They are infamous. Countless newspaper stories have been written about them. DC school leaders and politicians include classroom horror stories about them in their speeches. Parents lament about them. They are assailed in e-mail posts and comment sections of articles and blog postings. They’ve even gotten attention nationwide with the recent spotlight on DCPS’ chancellor in the national media.
Lazy, incompetent, irresponsible and selfish are some words used to describe them. They are touted right now as being the primary obstacle to DCPS reform efforts. Who are they? The “bad” DCPS teachers, of course.
Anyone who has worked in DCPS or has had their children enrolled in the public schools has encountered teachers who should be removed from the classroom ASAP.
But how many “bad” teachers are there? The hype created by our school leaders, politicians and reporters would lead one to believe that most DCPS teachers are abject failures while only a small minority are really good. The few great teachers are described as mostly young and are talked about in saint-like terms. Anecdotal stories are told about how these extraordinary teachers struggle with the burdens of working in schools with a bunch of professional rejects.

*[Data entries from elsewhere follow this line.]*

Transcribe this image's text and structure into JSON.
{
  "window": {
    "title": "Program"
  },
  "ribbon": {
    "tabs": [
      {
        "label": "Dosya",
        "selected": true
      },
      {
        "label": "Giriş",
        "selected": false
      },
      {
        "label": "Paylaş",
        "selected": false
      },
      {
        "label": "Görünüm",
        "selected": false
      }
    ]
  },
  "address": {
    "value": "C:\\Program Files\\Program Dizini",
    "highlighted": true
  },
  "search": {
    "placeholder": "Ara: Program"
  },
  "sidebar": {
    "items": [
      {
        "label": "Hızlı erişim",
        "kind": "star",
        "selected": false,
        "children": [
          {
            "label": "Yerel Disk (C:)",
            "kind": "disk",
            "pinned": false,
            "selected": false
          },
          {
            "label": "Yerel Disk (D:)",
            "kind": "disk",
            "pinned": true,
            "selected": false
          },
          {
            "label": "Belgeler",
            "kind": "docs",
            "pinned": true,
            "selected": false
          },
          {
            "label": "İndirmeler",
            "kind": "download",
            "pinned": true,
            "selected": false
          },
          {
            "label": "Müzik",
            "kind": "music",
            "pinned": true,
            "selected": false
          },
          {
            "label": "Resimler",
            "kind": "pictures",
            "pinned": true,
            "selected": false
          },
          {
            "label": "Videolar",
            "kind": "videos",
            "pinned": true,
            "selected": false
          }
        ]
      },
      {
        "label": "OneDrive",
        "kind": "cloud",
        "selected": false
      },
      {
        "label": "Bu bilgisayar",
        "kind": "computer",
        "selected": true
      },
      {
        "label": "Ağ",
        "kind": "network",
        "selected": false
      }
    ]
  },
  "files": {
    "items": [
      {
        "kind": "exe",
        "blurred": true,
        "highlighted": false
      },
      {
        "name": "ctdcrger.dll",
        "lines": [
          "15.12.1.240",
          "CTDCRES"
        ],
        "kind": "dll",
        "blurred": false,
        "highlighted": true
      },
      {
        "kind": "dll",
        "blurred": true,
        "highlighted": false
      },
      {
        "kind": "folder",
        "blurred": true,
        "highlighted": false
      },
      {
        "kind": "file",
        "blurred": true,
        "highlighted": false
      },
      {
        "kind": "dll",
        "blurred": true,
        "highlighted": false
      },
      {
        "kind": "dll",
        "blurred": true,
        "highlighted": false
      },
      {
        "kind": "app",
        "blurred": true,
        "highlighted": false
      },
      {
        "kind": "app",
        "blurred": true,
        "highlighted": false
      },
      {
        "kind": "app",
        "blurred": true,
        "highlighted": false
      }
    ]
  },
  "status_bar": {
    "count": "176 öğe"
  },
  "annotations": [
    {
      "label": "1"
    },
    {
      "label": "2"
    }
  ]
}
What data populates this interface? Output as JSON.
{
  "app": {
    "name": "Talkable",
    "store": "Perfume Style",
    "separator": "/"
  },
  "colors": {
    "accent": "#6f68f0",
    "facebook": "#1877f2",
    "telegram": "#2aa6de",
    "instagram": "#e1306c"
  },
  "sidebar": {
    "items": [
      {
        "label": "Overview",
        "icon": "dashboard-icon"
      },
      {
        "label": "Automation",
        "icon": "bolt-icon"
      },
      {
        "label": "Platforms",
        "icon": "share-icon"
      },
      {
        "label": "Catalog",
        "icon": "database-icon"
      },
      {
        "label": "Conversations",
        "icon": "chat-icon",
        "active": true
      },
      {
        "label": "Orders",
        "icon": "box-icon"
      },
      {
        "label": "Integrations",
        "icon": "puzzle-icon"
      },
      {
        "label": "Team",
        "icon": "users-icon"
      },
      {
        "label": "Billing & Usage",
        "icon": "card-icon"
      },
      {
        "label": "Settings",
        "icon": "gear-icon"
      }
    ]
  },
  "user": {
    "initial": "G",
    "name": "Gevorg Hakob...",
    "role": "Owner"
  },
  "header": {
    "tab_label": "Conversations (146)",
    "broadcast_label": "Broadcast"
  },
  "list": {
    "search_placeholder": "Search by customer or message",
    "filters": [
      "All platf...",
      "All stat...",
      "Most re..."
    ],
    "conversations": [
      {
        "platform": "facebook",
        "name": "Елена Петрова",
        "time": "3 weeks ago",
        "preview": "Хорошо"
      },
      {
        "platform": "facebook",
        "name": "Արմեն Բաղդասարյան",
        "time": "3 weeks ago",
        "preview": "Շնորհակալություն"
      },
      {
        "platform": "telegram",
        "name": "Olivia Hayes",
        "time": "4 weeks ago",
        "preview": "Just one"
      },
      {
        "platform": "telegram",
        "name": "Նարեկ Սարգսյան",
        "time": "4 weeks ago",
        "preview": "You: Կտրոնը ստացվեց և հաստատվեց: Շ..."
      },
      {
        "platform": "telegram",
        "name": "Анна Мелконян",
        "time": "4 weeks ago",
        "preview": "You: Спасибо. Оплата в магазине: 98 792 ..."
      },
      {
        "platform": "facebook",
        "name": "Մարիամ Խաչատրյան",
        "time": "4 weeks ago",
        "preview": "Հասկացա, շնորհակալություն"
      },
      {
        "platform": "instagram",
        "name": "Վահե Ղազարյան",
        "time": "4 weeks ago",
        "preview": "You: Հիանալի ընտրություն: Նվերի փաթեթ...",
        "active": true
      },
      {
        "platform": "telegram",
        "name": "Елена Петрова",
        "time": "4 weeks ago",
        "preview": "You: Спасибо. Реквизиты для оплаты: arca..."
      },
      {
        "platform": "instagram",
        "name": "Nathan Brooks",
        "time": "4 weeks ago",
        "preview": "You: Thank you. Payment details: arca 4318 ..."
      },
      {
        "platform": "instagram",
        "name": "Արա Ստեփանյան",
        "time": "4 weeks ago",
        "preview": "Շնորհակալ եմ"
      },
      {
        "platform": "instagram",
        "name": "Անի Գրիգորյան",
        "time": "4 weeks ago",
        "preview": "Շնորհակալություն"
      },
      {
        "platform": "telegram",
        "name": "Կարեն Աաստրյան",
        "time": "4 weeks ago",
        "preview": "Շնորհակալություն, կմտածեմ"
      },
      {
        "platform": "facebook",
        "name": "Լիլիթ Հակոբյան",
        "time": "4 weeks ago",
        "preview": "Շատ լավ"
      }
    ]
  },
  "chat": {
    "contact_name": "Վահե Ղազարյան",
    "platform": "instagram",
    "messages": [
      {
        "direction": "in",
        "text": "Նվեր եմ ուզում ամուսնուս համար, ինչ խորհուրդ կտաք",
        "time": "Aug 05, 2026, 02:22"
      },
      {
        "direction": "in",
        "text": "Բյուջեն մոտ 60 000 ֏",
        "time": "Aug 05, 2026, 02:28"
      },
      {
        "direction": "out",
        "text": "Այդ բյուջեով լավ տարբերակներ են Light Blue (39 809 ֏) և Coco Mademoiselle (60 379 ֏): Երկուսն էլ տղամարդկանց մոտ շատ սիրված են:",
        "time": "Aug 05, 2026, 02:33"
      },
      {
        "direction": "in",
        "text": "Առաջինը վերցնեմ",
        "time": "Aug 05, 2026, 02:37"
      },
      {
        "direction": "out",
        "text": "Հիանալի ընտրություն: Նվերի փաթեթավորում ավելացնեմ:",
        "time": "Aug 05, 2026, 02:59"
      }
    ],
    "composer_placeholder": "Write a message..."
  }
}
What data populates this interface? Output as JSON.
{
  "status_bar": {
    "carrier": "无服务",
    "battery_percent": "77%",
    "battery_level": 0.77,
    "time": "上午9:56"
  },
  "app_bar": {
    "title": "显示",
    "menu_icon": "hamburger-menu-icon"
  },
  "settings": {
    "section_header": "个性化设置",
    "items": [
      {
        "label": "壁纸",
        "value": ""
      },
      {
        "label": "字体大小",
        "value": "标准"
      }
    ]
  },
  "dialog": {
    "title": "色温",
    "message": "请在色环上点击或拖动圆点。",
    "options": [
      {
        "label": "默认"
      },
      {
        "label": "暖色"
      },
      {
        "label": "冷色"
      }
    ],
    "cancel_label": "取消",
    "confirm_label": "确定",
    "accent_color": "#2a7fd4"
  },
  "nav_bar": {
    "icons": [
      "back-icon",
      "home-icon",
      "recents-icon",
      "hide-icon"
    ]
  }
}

However, the reality is quite different. While bad DCPS teachers exist, they are not the majority. Teachers have become an easy scapegoat for a reform effort that doesn’t understand the complexities of the problems facing DCPS. If we look closer, we see a failed system that has left the majority of teachers overwhelmed without the proper supports or the necessary training to overcome the tremendous obstacles that the children present.
Complicating matters, the Washington Teachers Union appears to rigidly defend all teachers, including the “bad” ones. This feeds into the stereotype that the Union doesn’t care about children, but is only concerned with protecting jobs. Our school leaders take advantage of this, framing the reform debate in these terms: eroding or even eliminating tenure is the only way to rid the system of the incompetents. Can’t we get rid of bad teachers without depriving all teachers of their due process rights?
Along with this massive firing campaign, huge salary increases are being proposed as the primary way to improve academic instruction. If you oppose this you are labeled an obstructionist who is interested in only preserving the status quo.
It is not that simple. Almost doubling teachers’ salaries will not magically make them better able to teach students who are disruptive nor will it make it easier to teach students who are several grade levels behind. These are the tougher issues that need to be addressed before any reform can be successful.